Elizabeth Adler is my favorite author, and I've read every one of her books since I first discovered her about 20 years ago. I was really looking forward to her lastest, but I was terribly disappointed. The plot was choppy and went off in several different directions. It just didn't "grab" me. I really hope Ms. Adler does better next time.
Threadbinder More than 1 year ago
This was a very uneven story with lots of implausible plot turns, including being embraced by total strangers and starting a restaurant on next to nothing with no business plan (read Restaurant by Joe Bastianich). The story felt like it was written by several different writers cand the tactic of using different voices didn't work, since it wasn't consistent.
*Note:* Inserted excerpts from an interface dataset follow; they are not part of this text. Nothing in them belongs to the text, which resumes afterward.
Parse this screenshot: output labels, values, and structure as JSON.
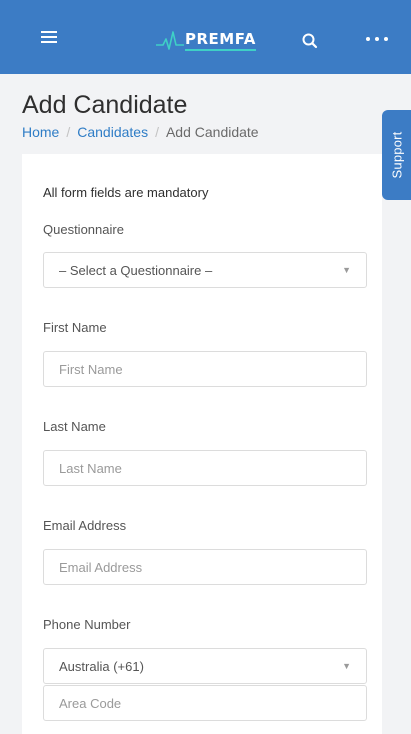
{
  "header": {
    "logo_text": "PREMFA",
    "menu_icon": "hamburger-menu-icon",
    "search_icon": "search-icon",
    "more_icon": "more-dots-icon"
  },
  "page": {
    "title": "Add Candidate",
    "breadcrumb": [
      "Home",
      "Candidates",
      "Add Candidate"
    ],
    "breadcrumb_separator": "/"
  },
  "support_tab": "Support",
  "form": {
    "note": "All form fields are mandatory",
    "questionnaire": {
      "label": "Questionnaire",
      "value": "– Select a Questionnaire –"
    },
    "first_name": {
      "label": "First Name",
      "placeholder": "First Name",
      "value": ""
    },
    "last_name": {
      "label": "Last Name",
      "placeholder": "Last Name",
      "value": ""
    },
    "email": {
      "label": "Email Address",
      "placeholder": "Email Address",
      "value": ""
    },
    "phone": {
      "label": "Phone Number",
      "country": "Australia (+61)",
      "area_code_placeholder": "Area Code"
    }
  },
  "colors": {
    "header_bg": "#3c7cc5",
    "link": "#2f7dc6",
    "logo_accent": "#3fd0c6"
  }
}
I liked her previous novels and their settings; EA is good at good scene description and doesn't write formula mysteries so I don't know what happened with this one.
Anonymous More than 1 year ago
After waiting for this new book from Elizabeth Adler, I'm so disappointed. I can't believe I finished it. I kept thinking it would get better. The plot was all over the place and really didn't make sense. I've read, re-read and loved everything she has written but this was just plain BAD.